PROBLEM DETAILS
Only the lines holding "累计挑战" are wanted. Copy every one from the records below.

EXTRACTED MATERIAL
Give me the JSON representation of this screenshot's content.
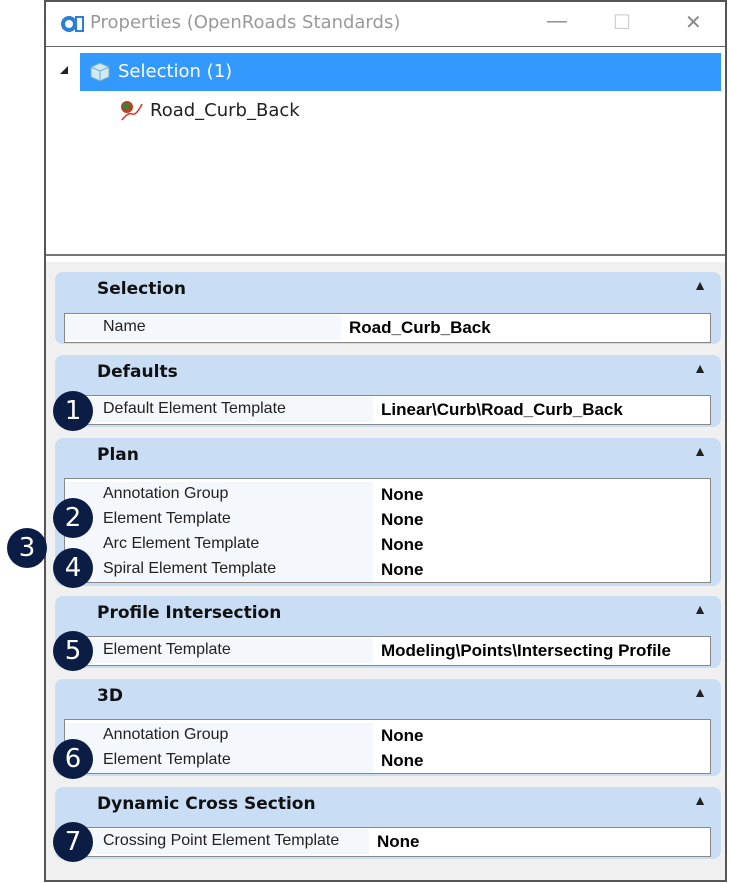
{
  "window": {
    "title": "Properties (OpenRoads Standards)",
    "minimize": "—",
    "maximize": "☐",
    "close": "✕"
  },
  "tree": {
    "root": "Selection (1)",
    "child": "Road_Curb_Back"
  },
  "sections": [
    {
      "title": "Selection",
      "rows": [
        {
          "label": "Name",
          "value": "Road_Curb_Back"
        }
      ]
    },
    {
      "title": "Defaults",
      "rows": [
        {
          "label": "Default Element Template",
          "value": "Linear\\Curb\\Road_Curb_Back"
        }
      ]
    },
    {
      "title": "Plan",
      "rows": [
        {
          "label": "Annotation Group",
          "value": "None"
        },
        {
          "label": "Element Template",
          "value": "None"
        },
        {
          "label": "Arc Element Template",
          "value": "None"
        },
        {
          "label": "Spiral Element Template",
          "value": "None"
        }
      ]
    },
    {
      "title": "Profile Intersection",
      "rows": [
        {
          "label": "Element Template",
          "value": "Modeling\\Points\\Intersecting Profile"
        }
      ]
    },
    {
      "title": "3D",
      "rows": [
        {
          "label": "Annotation Group",
          "value": "None"
        },
        {
          "label": "Element Template",
          "value": "None"
        }
      ]
    },
    {
      "title": "Dynamic Cross Section",
      "rows": [
        {
          "label": "Crossing Point Element Template",
          "value": "None"
        }
      ]
    }
  ],
  "callouts": [
    "1",
    "2",
    "3",
    "4",
    "5",
    "6",
    "7"
  ],
  "colors": {
    "selection": "#3399ff",
    "header": "#c9def5",
    "callout": "#0b1d44"
  }
}
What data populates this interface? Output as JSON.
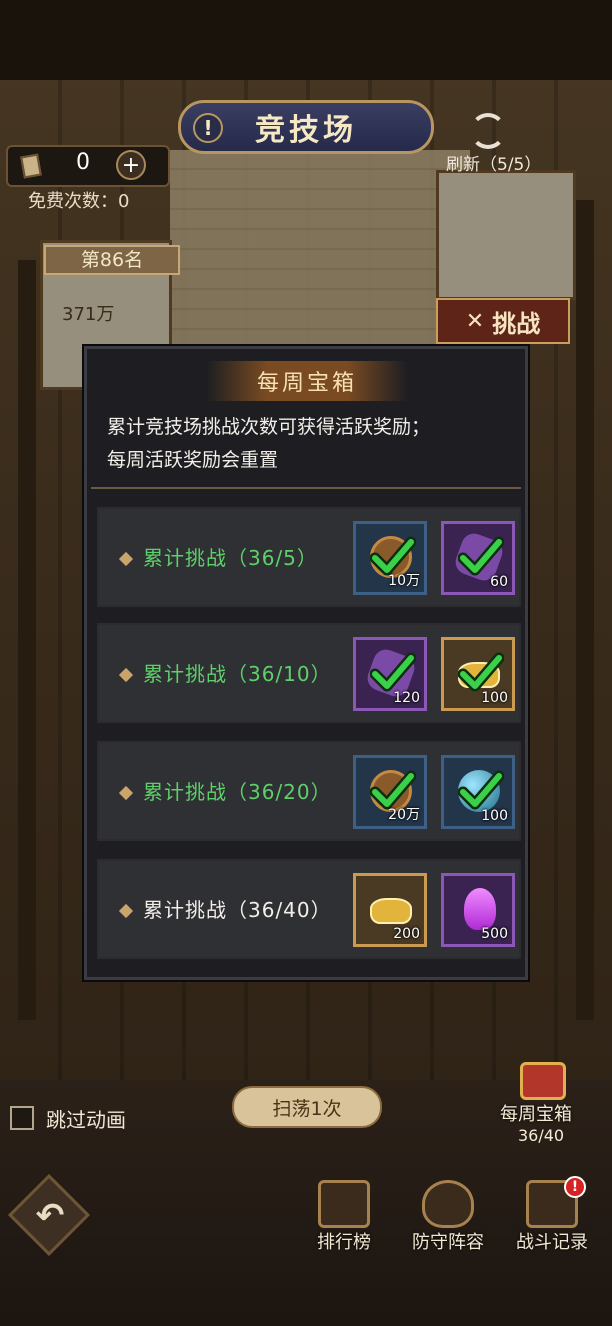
{
  "header": {
    "title": "竞技场",
    "alert_glyph": "!",
    "ticket_count": "0",
    "plus_glyph": "+",
    "free_attempts": "免费次数：0",
    "refresh": "刷新（5/5）"
  },
  "arena": {
    "rank": "第86名",
    "power": "371万",
    "challenge_label": "挑战"
  },
  "modal": {
    "title": "每周宝箱",
    "description_line1": "累计竞技场挑战次数可获得活跃奖励；",
    "description_line2": "每周活跃奖励会重置",
    "rows": [
      {
        "label": "累计挑战（36/5）",
        "claimed": true,
        "items": [
          {
            "icon": "copper-coin-icon",
            "qty": "10万",
            "rarity": "blue"
          },
          {
            "icon": "purple-fragment-icon",
            "qty": "60",
            "rarity": "purple"
          }
        ]
      },
      {
        "label": "累计挑战（36/10）",
        "claimed": true,
        "items": [
          {
            "icon": "purple-fragment-icon",
            "qty": "120",
            "rarity": "purple"
          },
          {
            "icon": "gold-ingot-icon",
            "qty": "100",
            "rarity": "gold"
          }
        ]
      },
      {
        "label": "累计挑战（36/20）",
        "claimed": true,
        "items": [
          {
            "icon": "copper-coin-icon",
            "qty": "20万",
            "rarity": "blue"
          },
          {
            "icon": "blue-orb-icon",
            "qty": "100",
            "rarity": "blue"
          }
        ]
      },
      {
        "label": "累计挑战（36/40）",
        "claimed": false,
        "items": [
          {
            "icon": "gold-ingot-icon",
            "qty": "200",
            "rarity": "gold"
          },
          {
            "icon": "purple-crystal-icon",
            "qty": "500",
            "rarity": "purple"
          }
        ]
      }
    ]
  },
  "bottom": {
    "skip_animation": "跳过动画",
    "sweep_button": "扫荡1次",
    "weekly_chest": "每周宝箱",
    "weekly_progress": "36/40",
    "nav": [
      {
        "label": "排行榜",
        "icon": "leaderboard-icon"
      },
      {
        "label": "防守阵容",
        "icon": "shield-icon"
      },
      {
        "label": "战斗记录",
        "icon": "battle-record-icon"
      }
    ],
    "battle_record_badge": "!"
  },
  "colors": {
    "claimed_label": "#5ed06a",
    "unclaimed_label": "#f2efe8",
    "check": "#3bd04a",
    "modal_bg": "#1e1e22",
    "row_bg": "#2f3034"
  }
}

TASK RESULT
        "label": "累计挑战（36/5）",
        "label": "累计挑战（36/10）",
        "label": "累计挑战（36/20）",
        "label": "累计挑战（36/40）",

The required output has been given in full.